▸ Problem to work on
In the entries that follow, find each line with the word "arrow" and copy it.

|---|

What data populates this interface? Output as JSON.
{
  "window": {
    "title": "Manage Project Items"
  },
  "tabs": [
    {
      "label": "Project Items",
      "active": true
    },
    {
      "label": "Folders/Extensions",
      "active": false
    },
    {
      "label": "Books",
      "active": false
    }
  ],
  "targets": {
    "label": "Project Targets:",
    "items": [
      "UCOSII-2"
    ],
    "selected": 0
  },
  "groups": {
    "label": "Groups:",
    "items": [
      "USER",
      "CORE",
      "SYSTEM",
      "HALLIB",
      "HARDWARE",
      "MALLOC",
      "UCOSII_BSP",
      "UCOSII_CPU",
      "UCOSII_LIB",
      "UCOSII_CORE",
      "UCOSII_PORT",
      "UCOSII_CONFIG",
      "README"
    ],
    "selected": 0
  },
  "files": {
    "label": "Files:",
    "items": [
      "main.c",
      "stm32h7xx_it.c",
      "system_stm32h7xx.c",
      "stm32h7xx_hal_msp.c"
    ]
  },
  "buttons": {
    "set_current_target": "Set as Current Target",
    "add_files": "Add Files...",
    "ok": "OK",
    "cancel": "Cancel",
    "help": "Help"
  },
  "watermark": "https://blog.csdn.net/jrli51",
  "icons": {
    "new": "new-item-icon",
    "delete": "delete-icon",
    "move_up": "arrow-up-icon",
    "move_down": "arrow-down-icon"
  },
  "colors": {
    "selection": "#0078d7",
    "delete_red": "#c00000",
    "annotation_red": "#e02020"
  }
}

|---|

▸ Output for this task
    "move_up": "arrow-up-icon",
    "move_down": "arrow-down-icon"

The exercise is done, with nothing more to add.